**** Dataset extract

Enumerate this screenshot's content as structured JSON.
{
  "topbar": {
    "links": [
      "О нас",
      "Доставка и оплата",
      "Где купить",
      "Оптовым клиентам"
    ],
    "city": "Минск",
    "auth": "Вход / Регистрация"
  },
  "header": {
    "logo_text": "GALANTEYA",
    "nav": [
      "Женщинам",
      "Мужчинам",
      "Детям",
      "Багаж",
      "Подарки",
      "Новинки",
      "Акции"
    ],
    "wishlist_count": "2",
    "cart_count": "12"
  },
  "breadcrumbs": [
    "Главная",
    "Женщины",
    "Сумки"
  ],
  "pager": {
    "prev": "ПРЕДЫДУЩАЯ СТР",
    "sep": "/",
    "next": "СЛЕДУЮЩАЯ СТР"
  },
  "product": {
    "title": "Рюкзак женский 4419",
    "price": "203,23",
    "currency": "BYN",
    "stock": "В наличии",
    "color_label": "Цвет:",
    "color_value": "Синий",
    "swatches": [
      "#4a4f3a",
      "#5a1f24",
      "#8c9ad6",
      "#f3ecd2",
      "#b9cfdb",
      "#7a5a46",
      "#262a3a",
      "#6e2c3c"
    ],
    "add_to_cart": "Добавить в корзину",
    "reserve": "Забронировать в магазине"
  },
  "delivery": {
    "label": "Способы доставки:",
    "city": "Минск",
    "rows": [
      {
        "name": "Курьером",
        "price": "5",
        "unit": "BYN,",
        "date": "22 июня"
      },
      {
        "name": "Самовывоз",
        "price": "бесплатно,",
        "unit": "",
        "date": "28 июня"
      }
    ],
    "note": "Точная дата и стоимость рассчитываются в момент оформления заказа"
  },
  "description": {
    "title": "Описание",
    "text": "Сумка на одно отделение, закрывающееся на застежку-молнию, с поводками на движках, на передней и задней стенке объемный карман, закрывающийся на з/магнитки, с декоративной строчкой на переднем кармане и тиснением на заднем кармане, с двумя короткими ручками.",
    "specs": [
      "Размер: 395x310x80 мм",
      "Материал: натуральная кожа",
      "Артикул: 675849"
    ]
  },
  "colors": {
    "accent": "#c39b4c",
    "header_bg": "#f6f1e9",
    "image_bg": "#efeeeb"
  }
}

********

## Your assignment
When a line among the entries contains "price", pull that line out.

## Solution
    "price": "203,23",
        "price": "5",
        "price": "бесплатно,",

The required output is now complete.